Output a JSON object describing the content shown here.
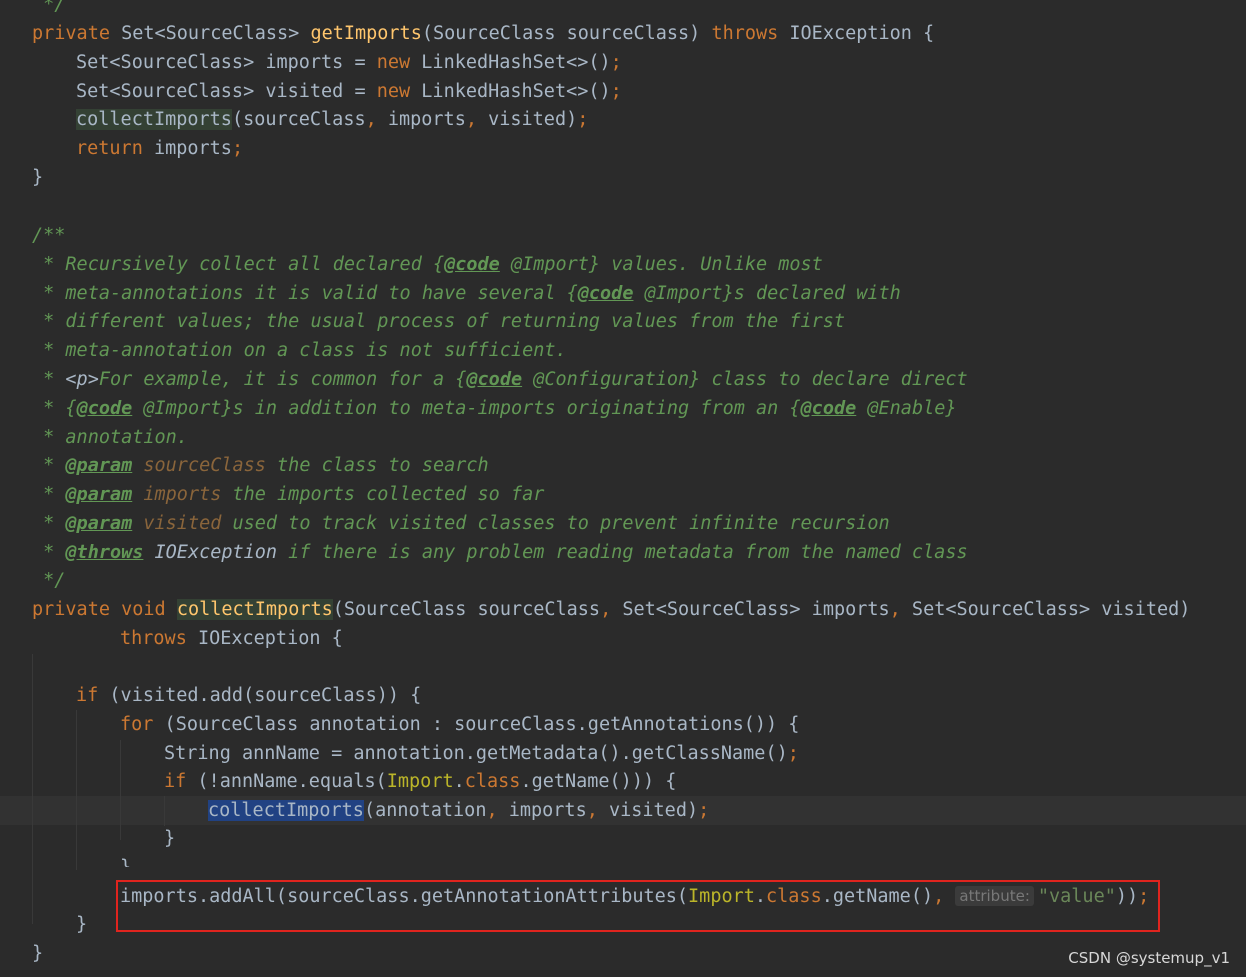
{
  "editor": {
    "comment_top": " */",
    "getImports_sig": {
      "private": "private",
      "ret": " Set<SourceClass> ",
      "name": "getImports",
      "params": "(SourceClass sourceClass) ",
      "throws": "throws",
      "exc": " IOException {"
    },
    "l_imports_decl": {
      "a": "Set<SourceClass> imports = ",
      "new": "new",
      "b": " LinkedHashSet<>()",
      "semi": ";"
    },
    "l_visited_decl": {
      "a": "Set<SourceClass> visited = ",
      "new": "new",
      "b": " LinkedHashSet<>()",
      "semi": ";"
    },
    "l_collect_call": {
      "name": "collectImports",
      "a": "(sourceClass",
      "c1": ",",
      "b": " imports",
      "c2": ",",
      "c": " visited)",
      "semi": ";"
    },
    "l_return": {
      "kw": "return",
      "a": " imports",
      "semi": ";"
    },
    "close_brace": "}",
    "javadoc": {
      "open": "/**",
      "l1": {
        "a": " * Recursively collect all declared {",
        "tag": "@code",
        "b": " @Import} values. Unlike most"
      },
      "l2": {
        "a": " * meta-annotations it is valid to have several {",
        "tag": "@code",
        "b": " @Import}s declared with"
      },
      "l3": " * different values; the usual process of returning values from the first",
      "l4": " * meta-annotation on a class is not sufficient.",
      "l5": {
        "a": " * ",
        "p": "<p>",
        "b": "For example, it is common for a {",
        "tag": "@code",
        "c": " @Configuration} class to declare direct"
      },
      "l6": {
        "a": " * {",
        "tag": "@code",
        "b": " @Import}s in addition to meta-imports originating from an {",
        "tag2": "@code",
        "c": " @Enable}"
      },
      "l7": " * annotation.",
      "p1": {
        "star": " * ",
        "tag": "@param",
        "name": " sourceClass",
        "desc": " the class to search"
      },
      "p2": {
        "star": " * ",
        "tag": "@param",
        "name": " imports",
        "desc": " the imports collected so far"
      },
      "p3": {
        "star": " * ",
        "tag": "@param",
        "name": " visited",
        "desc": " used to track visited classes to prevent infinite recursion"
      },
      "th": {
        "star": " * ",
        "tag": "@throws",
        "name": " IOException",
        "desc": " if there is any problem reading metadata from the named class"
      },
      "close": " */"
    },
    "collectImports_sig": {
      "private": "private",
      "void": "void",
      "name": "collectImports",
      "a": "(SourceClass sourceClass",
      "c1": ",",
      "b": " Set<SourceClass> imports",
      "c2": ",",
      "c": " Set<SourceClass> visited)"
    },
    "throws_line": {
      "kw": "throws",
      "a": " IOException {"
    },
    "if_line": {
      "kw": "if",
      "a": " (visited.add(sourceClass)) {"
    },
    "for_line": {
      "kw": "for",
      "a": " (SourceClass annotation : sourceClass.getAnnotations()) {"
    },
    "string_line": {
      "a": "String annName = annotation.getMetadata().getClassName()",
      "semi": ";"
    },
    "if2_line": {
      "kw": "if",
      "a": " (!annName.equals(",
      "cls": "Import",
      "dot": ".",
      "classkw": "class",
      "b": ".getName())) {"
    },
    "recurse_line": {
      "name": "collectImports",
      "a": "(annotation",
      "c1": ",",
      "b": " imports",
      "c2": ",",
      "c": " visited)",
      "semi": ";"
    },
    "addall_line": {
      "a": "imports.addAll(sourceClass.getAnnotationAttributes(",
      "cls": "Import",
      "dot": ".",
      "classkw": "class",
      "b": ".getName()",
      "comma": ",",
      "hint": "attribute:",
      "str": "\"value\"",
      "c": "))",
      "semi": ";"
    }
  },
  "watermark": "CSDN @systemup_v1"
}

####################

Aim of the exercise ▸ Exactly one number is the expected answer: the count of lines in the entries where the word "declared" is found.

Answer for this exercise ▸ 2